Unit: Contour Drawing– High School Art I (May also be used for 8th grade) Total Sessions: 1
A contour line is a line that defines the outside edge of an object. The word, "contour," is from the French word meaning "outline." A contour can also define the outside edges of components within an object. For example, a contour line can define the outside outline of a person as well as the outline of the person's eye, mouth, and nose. Sometimes contour lines are made to illustrate depth and height as on a map. This is called cartography and has nothing to do with this art lesson.
A blind contour drawing is drawn without looking except when first placing the pencil on the drawing paper. The artist focuses solely on looking at the outside edge of the model or still life and moves the pencil across the paper as if tracing around the object. It is normal for blind contour drawings to have the proportion wrong on parts of the object and for the lines not to line up. The importance lies in how much detail the artist can see while only looking at the subject.
First write words that you overhear others say, lyrics in songs, or random words in a notebook. Poems are fine too.
On a 9x12 (22.9 x 30.5 cm) white piece of paper., draw a large contour drawing of an object that fills up most the page. It is OK to have some contour lines inside the object but only to define components of your object. The subject you choose could relate to the words in the notebook.
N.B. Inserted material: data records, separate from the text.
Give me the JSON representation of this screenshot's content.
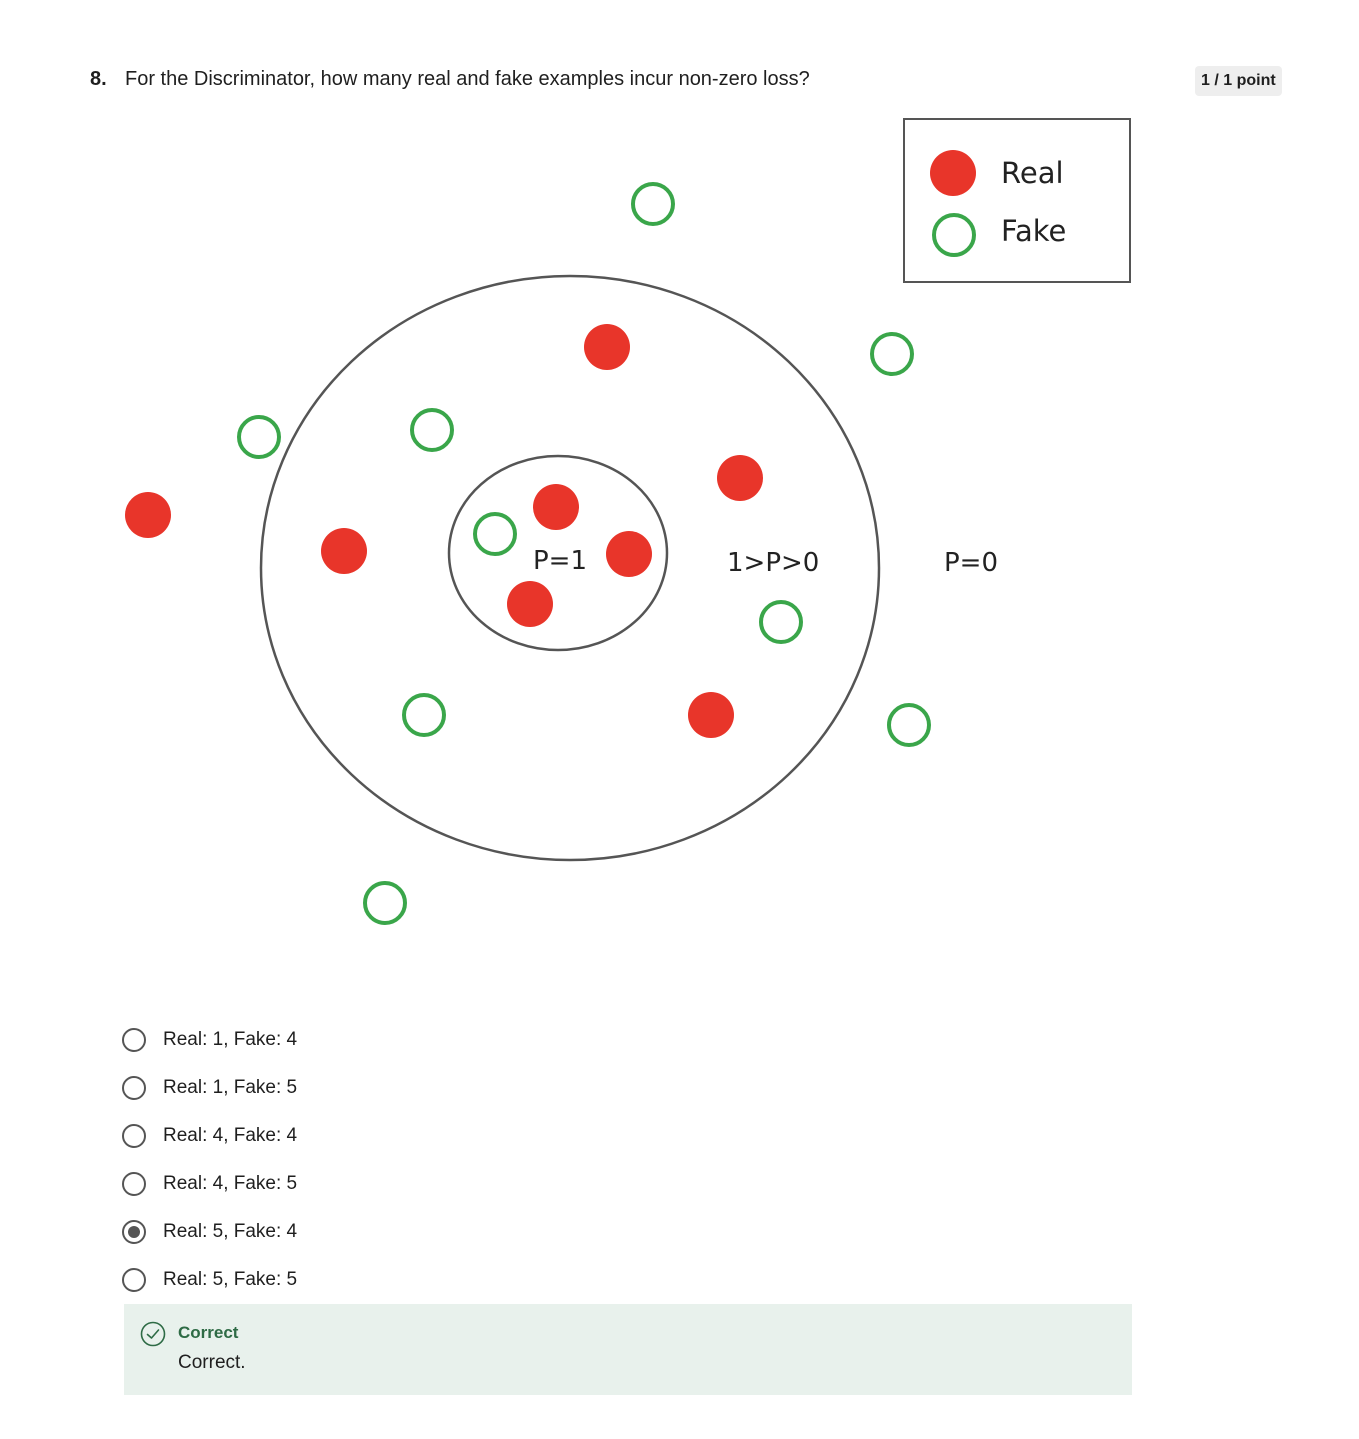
{
  "question": {
    "number": "8.",
    "text": "For the Discriminator, how many real and fake examples incur non-zero loss?",
    "points": "1 / 1 point"
  },
  "figure": {
    "legend": {
      "real": "Real",
      "fake": "Fake"
    },
    "regions": {
      "inner": "P=1",
      "middle": "1>P>0",
      "outer": "P=0"
    },
    "colors": {
      "real": "#e8352a",
      "fake": "#3aa64a",
      "outline": "#555555"
    }
  },
  "options": [
    {
      "label": "Real: 1, Fake: 4",
      "selected": false
    },
    {
      "label": "Real: 1, Fake: 5",
      "selected": false
    },
    {
      "label": "Real: 4, Fake: 4",
      "selected": false
    },
    {
      "label": "Real: 4, Fake: 5",
      "selected": false
    },
    {
      "label": "Real: 5, Fake: 4",
      "selected": true
    },
    {
      "label": "Real: 5, Fake: 5",
      "selected": false
    }
  ],
  "feedback": {
    "status": "Correct",
    "message": "Correct.",
    "icon": "check-circle-icon"
  }
}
For example, a written poem about butterflies would have contour lines of butterflies in the picture.
Lightly write the words you wrote in your notebook with a pencil and fill up a 9x12 (22.9 x 30.5 cm) white piece of paper. Your words can go different directions, especially inside the contour lines of your object.
Once students are happy with their light sketches they can use fine point colored markers to go over the contour lines and words.
An alternative is to draw blind contours of the subject on your paper and then add the words.